TASK TO COMPLETE -> Each record below should be printed exactly as it was written.

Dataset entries
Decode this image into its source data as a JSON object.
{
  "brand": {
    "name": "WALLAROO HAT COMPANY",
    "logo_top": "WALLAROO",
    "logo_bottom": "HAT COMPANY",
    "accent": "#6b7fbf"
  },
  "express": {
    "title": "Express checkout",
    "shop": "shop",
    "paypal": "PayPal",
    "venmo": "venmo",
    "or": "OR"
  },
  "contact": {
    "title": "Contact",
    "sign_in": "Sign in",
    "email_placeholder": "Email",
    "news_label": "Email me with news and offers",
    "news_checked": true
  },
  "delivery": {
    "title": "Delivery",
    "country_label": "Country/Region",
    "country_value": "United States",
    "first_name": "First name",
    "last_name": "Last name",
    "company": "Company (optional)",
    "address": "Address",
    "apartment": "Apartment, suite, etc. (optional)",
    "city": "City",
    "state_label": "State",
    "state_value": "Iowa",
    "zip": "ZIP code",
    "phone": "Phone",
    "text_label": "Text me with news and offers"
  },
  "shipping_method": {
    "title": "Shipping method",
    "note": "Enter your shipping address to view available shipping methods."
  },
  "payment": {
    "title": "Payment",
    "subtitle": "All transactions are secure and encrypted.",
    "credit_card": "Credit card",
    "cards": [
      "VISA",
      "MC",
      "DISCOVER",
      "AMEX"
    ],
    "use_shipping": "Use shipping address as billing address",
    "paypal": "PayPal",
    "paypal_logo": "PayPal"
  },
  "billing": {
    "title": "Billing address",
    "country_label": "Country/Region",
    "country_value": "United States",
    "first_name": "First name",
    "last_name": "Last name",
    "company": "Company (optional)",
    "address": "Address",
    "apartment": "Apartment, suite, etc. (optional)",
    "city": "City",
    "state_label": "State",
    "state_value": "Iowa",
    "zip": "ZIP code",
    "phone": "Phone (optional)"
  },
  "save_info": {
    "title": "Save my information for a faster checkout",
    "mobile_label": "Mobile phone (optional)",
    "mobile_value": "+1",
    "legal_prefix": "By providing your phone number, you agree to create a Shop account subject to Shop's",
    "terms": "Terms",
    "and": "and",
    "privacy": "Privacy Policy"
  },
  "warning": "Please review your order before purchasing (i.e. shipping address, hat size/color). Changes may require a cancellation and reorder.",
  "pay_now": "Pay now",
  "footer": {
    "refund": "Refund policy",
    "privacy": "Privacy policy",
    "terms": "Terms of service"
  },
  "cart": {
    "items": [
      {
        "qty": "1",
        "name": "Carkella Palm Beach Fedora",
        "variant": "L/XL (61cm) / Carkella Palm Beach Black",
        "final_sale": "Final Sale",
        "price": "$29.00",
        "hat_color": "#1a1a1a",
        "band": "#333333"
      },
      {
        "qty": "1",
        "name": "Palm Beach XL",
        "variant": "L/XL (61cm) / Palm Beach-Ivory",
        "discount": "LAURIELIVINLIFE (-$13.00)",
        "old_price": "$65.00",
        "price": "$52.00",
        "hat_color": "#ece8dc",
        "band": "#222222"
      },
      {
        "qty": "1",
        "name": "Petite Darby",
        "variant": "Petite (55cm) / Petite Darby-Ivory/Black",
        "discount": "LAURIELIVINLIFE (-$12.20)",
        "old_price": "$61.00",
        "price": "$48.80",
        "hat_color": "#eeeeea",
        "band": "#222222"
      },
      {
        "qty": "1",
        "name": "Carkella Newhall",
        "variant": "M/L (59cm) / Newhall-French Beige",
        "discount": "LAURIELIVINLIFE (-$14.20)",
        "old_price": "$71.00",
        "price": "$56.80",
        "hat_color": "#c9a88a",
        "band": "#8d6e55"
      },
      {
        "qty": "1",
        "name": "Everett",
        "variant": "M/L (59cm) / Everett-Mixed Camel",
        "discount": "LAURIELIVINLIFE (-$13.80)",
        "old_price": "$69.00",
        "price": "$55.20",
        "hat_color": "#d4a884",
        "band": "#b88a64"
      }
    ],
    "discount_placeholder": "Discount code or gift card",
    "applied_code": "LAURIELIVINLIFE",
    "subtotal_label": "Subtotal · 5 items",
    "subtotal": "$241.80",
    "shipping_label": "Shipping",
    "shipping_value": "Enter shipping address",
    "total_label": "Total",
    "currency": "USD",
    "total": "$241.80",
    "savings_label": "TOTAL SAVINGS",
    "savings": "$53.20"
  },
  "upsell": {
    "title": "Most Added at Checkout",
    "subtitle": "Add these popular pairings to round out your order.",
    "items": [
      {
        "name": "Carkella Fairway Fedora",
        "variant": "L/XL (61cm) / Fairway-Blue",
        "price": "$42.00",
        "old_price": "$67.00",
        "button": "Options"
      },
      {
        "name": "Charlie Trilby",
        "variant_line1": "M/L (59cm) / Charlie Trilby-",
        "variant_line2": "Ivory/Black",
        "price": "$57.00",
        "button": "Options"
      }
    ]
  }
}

RESULT BELOW ->
Decode this image into its source data as a JSON object.
{
  "brand": {
    "name": "WALLAROO HAT COMPANY",
    "logo_top": "WALLAROO",
    "logo_bottom": "HAT COMPANY",
    "accent": "#6b7fbf"
  },
  "express": {
    "title": "Express checkout",
    "shop": "shop",
    "paypal": "PayPal",
    "venmo": "venmo",
    "or": "OR"
  },
  "contact": {
    "title": "Contact",
    "sign_in": "Sign in",
    "email_placeholder": "Email",
    "news_label": "Email me with news and offers",
    "news_checked": true
  },
  "delivery": {
    "title": "Delivery",
    "country_label": "Country/Region",
    "country_value": "United States",
    "first_name": "First name",
    "last_name": "Last name",
    "company": "Company (optional)",
    "address": "Address",
    "apartment": "Apartment, suite, etc. (optional)",
    "city": "City",
    "state_label": "State",
    "state_value": "Iowa",
    "zip": "ZIP code",
    "phone": "Phone",
    "text_label": "Text me with news and offers"
  },
  "shipping_method": {
    "title": "Shipping method",
    "note": "Enter your shipping address to view available shipping methods."
  },
  "payment": {
    "title": "Payment",
    "subtitle": "All transactions are secure and encrypted.",
    "credit_card": "Credit card",
    "cards": [
      "VISA",
      "MC",
      "DISCOVER",
      "AMEX"
    ],
    "use_shipping": "Use shipping address as billing address",
    "paypal": "PayPal",
    "paypal_logo": "PayPal"
  },
  "billing": {
    "title": "Billing address",
    "country_label": "Country/Region",
    "country_value": "United States",
    "first_name": "First name",
    "last_name": "Last name",
    "company": "Company (optional)",
    "address": "Address",
    "apartment": "Apartment, suite, etc. (optional)",
    "city": "City",
    "state_label": "State",
    "state_value": "Iowa",
    "zip": "ZIP code",
    "phone": "Phone (optional)"
  },
  "save_info": {
    "title": "Save my information for a faster checkout",
    "mobile_label": "Mobile phone (optional)",
    "mobile_value": "+1",
    "legal_prefix": "By providing your phone number, you agree to create a Shop account subject to Shop's",
    "terms": "Terms",
    "and": "and",
    "privacy": "Privacy Policy"
  },
  "warning": "Please review your order before purchasing (i.e. shipping address, hat size/color). Changes may require a cancellation and reorder.",
  "pay_now": "Pay now",
  "footer": {
    "refund": "Refund policy",
    "privacy": "Privacy policy",
    "terms": "Terms of service"
  },
  "cart": {
    "items": [
      {
        "qty": "1",
        "name": "Carkella Palm Beach Fedora",
        "variant": "L/XL (61cm) / Carkella Palm Beach Black",
        "final_sale": "Final Sale",
        "price": "$29.00",
        "hat_color": "#1a1a1a",
        "band": "#333333"
      },
      {
        "qty": "1",
        "name": "Palm Beach XL",
        "variant": "L/XL (61cm) / Palm Beach-Ivory",
        "discount": "LAURIELIVINLIFE (-$13.00)",
        "old_price": "$65.00",
        "price": "$52.00",
        "hat_color": "#ece8dc",
        "band": "#222222"
      },
      {
        "qty": "1",
        "name": "Petite Darby",
        "variant": "Petite (55cm) / Petite Darby-Ivory/Black",
        "discount": "LAURIELIVINLIFE (-$12.20)",
        "old_price": "$61.00",
        "price": "$48.80",
        "hat_color": "#eeeeea",
        "band": "#222222"
      },
      {
        "qty": "1",
        "name": "Carkella Newhall",
        "variant": "M/L (59cm) / Newhall-French Beige",
        "discount": "LAURIELIVINLIFE (-$14.20)",
        "old_price": "$71.00",
        "price": "$56.80",
        "hat_color": "#c9a88a",
        "band": "#8d6e55"
      },
      {
        "qty": "1",
        "name": "Everett",
        "variant": "M/L (59cm) / Everett-Mixed Camel",
        "discount": "LAURIELIVINLIFE (-$13.80)",
        "old_price": "$69.00",
        "price": "$55.20",
        "hat_color": "#d4a884",
        "band": "#b88a64"
      }
    ],
    "discount_placeholder": "Discount code or gift card",
    "applied_code": "LAURIELIVINLIFE",
    "subtotal_label": "Subtotal · 5 items",
    "subtotal": "$241.80",
    "shipping_label": "Shipping",
    "shipping_value": "Enter shipping address",
    "total_label": "Total",
    "currency": "USD",
    "total": "$241.80",
    "savings_label": "TOTAL SAVINGS",
    "savings": "$53.20"
  },
  "upsell": {
    "title": "Most Added at Checkout",
    "subtitle": "Add these popular pairings to round out your order.",
    "items": [
      {
        "name": "Carkella Fairway Fedora",
        "variant": "L/XL (61cm) / Fairway-Blue",
        "price": "$42.00",
        "old_price": "$67.00",
        "button": "Options"
      },
      {
        "name": "Charlie Trilby",
        "variant_line1": "M/L (59cm) / Charlie Trilby-",
        "variant_line2": "Ivory/Black",
        "price": "$57.00",
        "button": "Options"
      }
    ]
  }
}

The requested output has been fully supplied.